Why you should care
Because BDSM is natural and therapy is natural, so it’s only natural that the two should go together.
You go to a therapist. You dump all your neuroses out. The therapist prescribes antidepressants against your will, tries to get your children taken away from you and reaches for the phone to call the cops.
Probably not what you bargained for. But it’s just one of the stories Charley Ferrer has heard from a client who told a past therapist she loved being whipped. Ferrer is a sex therapist and psychologist who specializes in clients who prefer so-called kinky sex, which essentially means unconventional sex practices. Ferrer’s particular focus is on people who engage in BDSM, or bondage/discipline, domination/submission, sadomasochism — think whips, blindfolds, paddles, cuffs and more. “It’s my job to help people accept themselves,” says Ferrer.
What about a man taught never to hit women — what’s he to do if his partner likes getting slapped?
Turns out, a huge chunk of the population is kinky. A 2005 Durex survey reported that 36 percent of Americans used masks, blindfolds or bondage during sex, and the more than 3 million users on Fetlife.com, a social network for kinky people, is a good indicator of how widespread kink is. What’s more, observers have seen an uptick in both therapists and clients — Ferrer’s have tripled in a few years.
But therapists with kink know-how are hard to come by — there are only 1,500 listed in the National Coalition of Sexual Freedom’s Kink-Aware Professional Directory — meaning millions are underserved. And those who practice it say this community in particular needs access to therapy: Stigma is still widespread, and past traumas can emerge during BDSM sex. Ferrer recalls clients breaking down when a suppressed experience came rushing back after a flogging session. The trauma could be the result of child/domestic abuse or even something seemingly unrelated. Other times, therapists have to help clients whose fetish is taking over their lives moderate their extracurricular activities. Plus, the overall social stigma can cause people to second-guess what they find attractive and develop anxiety or depression, says Dr. Randy Carrin, a Connecticut-based clinical psychologist.
Still others need help puzzling out what’s going on with their desires in the first place. Take, for example, the successful, empowered businesswoman who manages a gaggle of underlings during the day but finds immense pleasure in playing submissive Betty Crocker the Housewife with her partner in the evenings. She might think to herself, “If I enjoy being demeaned, what’s wrong with me?” says Ferrer. Or what about a man taught never to hit women — what’s he to do if his partner likes getting slapped? It takes a certain approach to guide them through the apparent contradictions. Says Ferrer, “A closet is a closet, no matter who’s in it.”
When all’s ticking well up there, though, kinky folks can enjoy overall better mental health — fewer depressive tendencies, less anxiety — than non-kinksters, studies have shown.

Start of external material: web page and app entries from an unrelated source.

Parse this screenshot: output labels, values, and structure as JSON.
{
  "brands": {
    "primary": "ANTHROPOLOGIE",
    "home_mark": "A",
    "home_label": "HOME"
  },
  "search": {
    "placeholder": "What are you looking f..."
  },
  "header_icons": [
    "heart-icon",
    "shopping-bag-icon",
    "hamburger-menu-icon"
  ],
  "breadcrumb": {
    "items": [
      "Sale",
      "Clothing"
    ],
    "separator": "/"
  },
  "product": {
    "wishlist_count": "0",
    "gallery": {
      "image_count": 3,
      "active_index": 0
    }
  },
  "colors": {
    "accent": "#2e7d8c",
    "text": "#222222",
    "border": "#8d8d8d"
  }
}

But of course, there are some cases in which a psychologist should jump in to pull the plug, experts say. Sometimes people use kink as an excuse to simply hurt others. (The kink community’s motto, for its part: safe, sane and consensual.) It’s sometimes difficult to determine safe from unsafe or consensual from nonconsensual. Dealing with kinky people requires treading carefully, says Krista Regedanz, a Palo Alto, California-based licensed psychologist. If she suspects anything out of the ordinary, she immediately refers the patient to a kink specialist. For others, simply being kinky is a flag. A clinical therapist based in Mountain View, California, who wished to remain anonymous, considers much of kink to be a sign of bad news in the brain … or “outside the range of normal human behavior.”

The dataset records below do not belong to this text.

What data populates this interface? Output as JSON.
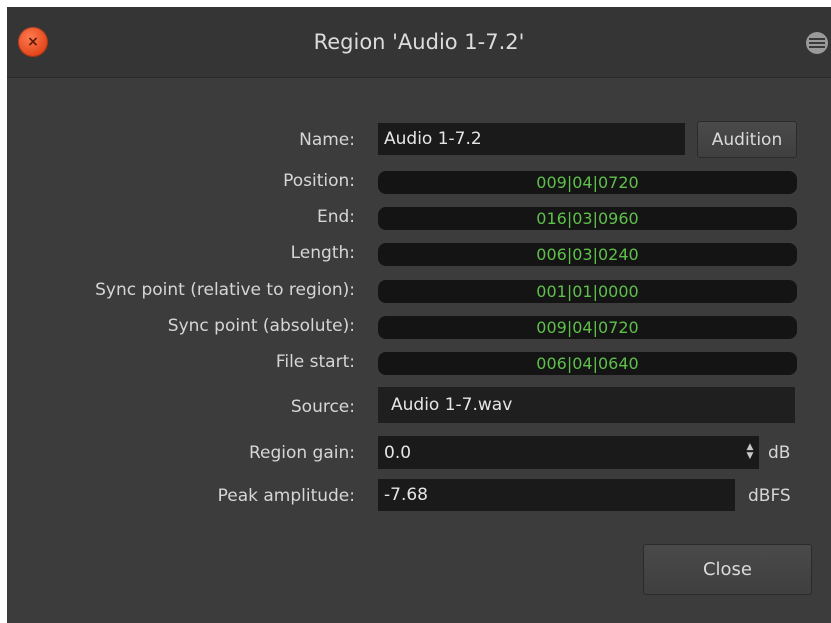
{
  "window": {
    "title": "Region 'Audio 1-7.2'",
    "close_glyph": "×",
    "close_icon": "close-icon",
    "menu_icon": "hamburger-menu-icon"
  },
  "form": {
    "name_label": "Name:",
    "name_value": "Audio 1-7.2",
    "audition_button": "Audition",
    "position_label": "Position:",
    "position_value": "009|04|0720",
    "end_label": "End:",
    "end_value": "016|03|0960",
    "length_label": "Length:",
    "length_value": "006|03|0240",
    "sync_rel_label": "Sync point (relative to region):",
    "sync_rel_value": "001|01|0000",
    "sync_abs_label": "Sync point (absolute):",
    "sync_abs_value": "009|04|0720",
    "file_start_label": "File start:",
    "file_start_value": "006|04|0640",
    "source_label": "Source:",
    "source_value": "Audio 1-7.wav",
    "gain_label": "Region gain:",
    "gain_value": "0.0",
    "gain_unit": "dB",
    "peak_label": "Peak amplitude:",
    "peak_value": "-7.68",
    "peak_unit": "dBFS"
  },
  "footer": {
    "close_button": "Close"
  },
  "colors": {
    "clock_text": "#5ec04a",
    "window_bg": "#3c3c3c",
    "field_bg": "#1a1a1a",
    "close_circle": "#e3461b"
  }
}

As the community steps out of the shadows, “an explosion” of Ferrer-types will soon come around, predicts Susan Wright, founder of the National Coalition for Sexual Freedom , an advocacy group for alternative-sex practitioners. Indeed, post-Fifty Shades of Grey, the public conception of whips and cuffs is changing: Until 2013, the American Psychological Association considered people mentally ill if they fantasized about or were voluntarily “humiliated, beaten, bound or otherwise made to suffer.” The new definitions undid that, opening the door for more Ferrers to abound. But the APA says it has no “official recommendations” on how treatment for kinky people should change.

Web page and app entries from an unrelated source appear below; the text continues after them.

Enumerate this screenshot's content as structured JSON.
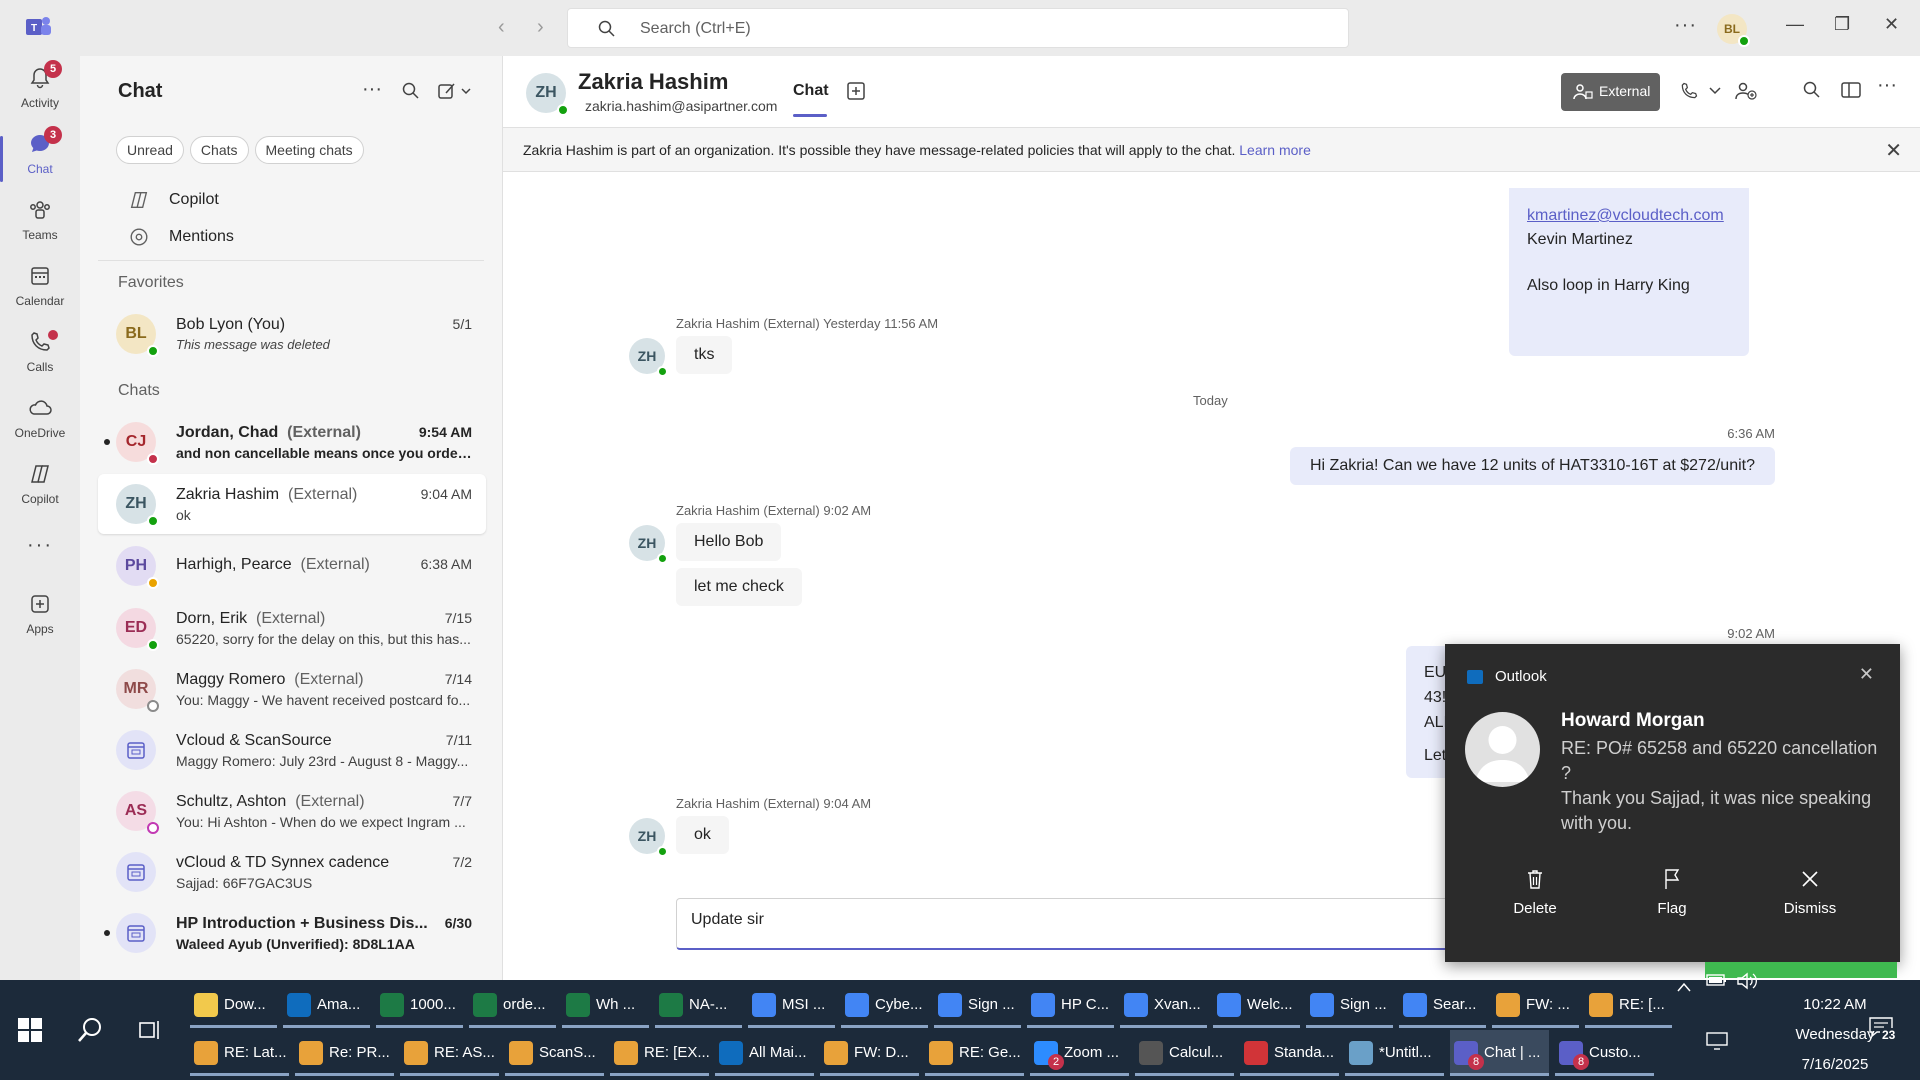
{
  "search": {
    "placeholder": "Search (Ctrl+E)"
  },
  "title_avatar": "BL",
  "rail": [
    {
      "label": "Activity",
      "badge": "5"
    },
    {
      "label": "Chat",
      "badge": "3"
    },
    {
      "label": "Teams"
    },
    {
      "label": "Calendar"
    },
    {
      "label": "Calls"
    },
    {
      "label": "OneDrive"
    },
    {
      "label": "Copilot"
    },
    {
      "label": "Apps"
    }
  ],
  "chatlist": {
    "title": "Chat",
    "filters": [
      "Unread",
      "Chats",
      "Meeting chats"
    ],
    "pinned": [
      "Copilot",
      "Mentions"
    ],
    "favorites_header": "Favorites",
    "chats_header": "Chats",
    "favorites": [
      {
        "initials": "BL",
        "name": "Bob Lyon (You)",
        "ext": "",
        "preview": "This message was deleted",
        "time": "5/1"
      }
    ],
    "chats": [
      {
        "initials": "CJ",
        "name": "Jordan, Chad",
        "ext": "(External)",
        "preview": "and non cancellable means once you order, i...",
        "time": "9:54 AM"
      },
      {
        "initials": "ZH",
        "name": "Zakria Hashim",
        "ext": "(External)",
        "preview": "ok",
        "time": "9:04 AM"
      },
      {
        "initials": "PH",
        "name": "Harhigh, Pearce",
        "ext": "(External)",
        "preview": "",
        "time": "6:38 AM"
      },
      {
        "initials": "ED",
        "name": "Dorn, Erik",
        "ext": "(External)",
        "preview": "65220, sorry for the delay on this, but this has...",
        "time": "7/15"
      },
      {
        "initials": "MR",
        "name": "Maggy Romero",
        "ext": "(External)",
        "preview": "You: Maggy - We havent received postcard fo...",
        "time": "7/14"
      },
      {
        "initials": "",
        "name": "Vcloud & ScanSource",
        "ext": "",
        "preview": "Maggy Romero: July 23rd - August 8 - Maggy...",
        "time": "7/11"
      },
      {
        "initials": "AS",
        "name": "Schultz, Ashton",
        "ext": "(External)",
        "preview": "You: Hi Ashton -  When do we expect Ingram ...",
        "time": "7/7"
      },
      {
        "initials": "",
        "name": "vCloud & TD Synnex cadence",
        "ext": "",
        "preview": "Sajjad: 66F7GAC3US",
        "time": "7/2"
      },
      {
        "initials": "",
        "name": "HP Introduction + Business Dis...",
        "ext": "",
        "preview": "Waleed Ayub (Unverified): 8D8L1AA",
        "time": "6/30"
      }
    ]
  },
  "conversation": {
    "header": {
      "initials": "ZH",
      "name": "Zakria Hashim",
      "email": "zakria.hashim@asipartner.com",
      "tab": "Chat",
      "external_label": "External"
    },
    "banner": {
      "text": "Zakria Hashim is part of an organization. It's possible they have message-related policies that will apply to the chat. ",
      "link": "Learn more"
    },
    "out_top": {
      "email": "kmartinez@vcloudtech.com",
      "line1": "Kevin Martinez",
      "line2": "Also loop in Harry King"
    },
    "group1": {
      "meta": "Zakria Hashim (External)  Yesterday 11:56 AM",
      "msg": "tks"
    },
    "day_sep": "Today",
    "out1": {
      "time": "6:36 AM",
      "msg": "Hi Zakria! Can we have 12 units of HAT3310-16T at $272/unit?"
    },
    "group2": {
      "meta": "Zakria Hashim (External)  9:02 AM",
      "msg1": "Hello Bob",
      "msg2": "let me check"
    },
    "out2": {
      "time": "9:02 AM",
      "lines": [
        "EU",
        "43!",
        "ALL",
        "Let"
      ]
    },
    "group3": {
      "meta": "Zakria Hashim (External)  9:04 AM",
      "msg": "ok"
    },
    "compose_value": "Update sir"
  },
  "toast": {
    "app": "Outlook",
    "sender": "Howard Morgan",
    "subject": "RE: PO# 65258 and 65220 cancellation ?",
    "body": "Thank you Sajjad, it was nice speaking with you.",
    "actions": [
      "Delete",
      "Flag",
      "Dismiss"
    ]
  },
  "taskbar": {
    "row1": [
      {
        "label": "Dow...",
        "color": "#f2c94c"
      },
      {
        "label": "Ama...",
        "color": "#0f6cbd"
      },
      {
        "label": "1000...",
        "color": "#1d7a45"
      },
      {
        "label": "orde...",
        "color": "#1d7a45"
      },
      {
        "label": "Wh ...",
        "color": "#1d7a45"
      },
      {
        "label": "NA-...",
        "color": "#1d7a45"
      },
      {
        "label": "MSI ...",
        "color": "#4285f4"
      },
      {
        "label": "Cybe...",
        "color": "#4285f4"
      },
      {
        "label": "Sign ...",
        "color": "#4285f4"
      },
      {
        "label": "HP C...",
        "color": "#4285f4"
      },
      {
        "label": "Xvan...",
        "color": "#4285f4"
      },
      {
        "label": "Welc...",
        "color": "#4285f4"
      },
      {
        "label": "Sign ...",
        "color": "#4285f4"
      },
      {
        "label": "Sear...",
        "color": "#4285f4"
      },
      {
        "label": "FW: ...",
        "color": "#e8a23a"
      },
      {
        "label": "RE: [...",
        "color": "#e8a23a"
      }
    ],
    "row2": [
      {
        "label": "RE: Lat...",
        "color": "#e8a23a"
      },
      {
        "label": "Re: PR...",
        "color": "#e8a23a"
      },
      {
        "label": "RE: AS...",
        "color": "#e8a23a"
      },
      {
        "label": "ScanS...",
        "color": "#e8a23a"
      },
      {
        "label": "RE: [EX...",
        "color": "#e8a23a"
      },
      {
        "label": "All Mai...",
        "color": "#0f6cbd"
      },
      {
        "label": "FW: D...",
        "color": "#e8a23a"
      },
      {
        "label": "RE: Ge...",
        "color": "#e8a23a"
      },
      {
        "label": "Zoom ...",
        "color": "#2d8cff",
        "badge": "2"
      },
      {
        "label": "Calcul...",
        "color": "#555555"
      },
      {
        "label": "Standa...",
        "color": "#d13438"
      },
      {
        "label": "*Untitl...",
        "color": "#6aa0c8"
      },
      {
        "label": "Chat | ...",
        "color": "#5b5fc7",
        "badge": "8"
      },
      {
        "label": "Custo...",
        "color": "#5b5fc7",
        "badge": "8"
      }
    ],
    "clock": {
      "time": "10:22 AM",
      "day": "Wednesday",
      "date": "7/16/2025"
    },
    "notif_count": "23"
  }
}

We’ll see how many more clients step through Ferrer’s door now that Fifty Shades has hit theaters.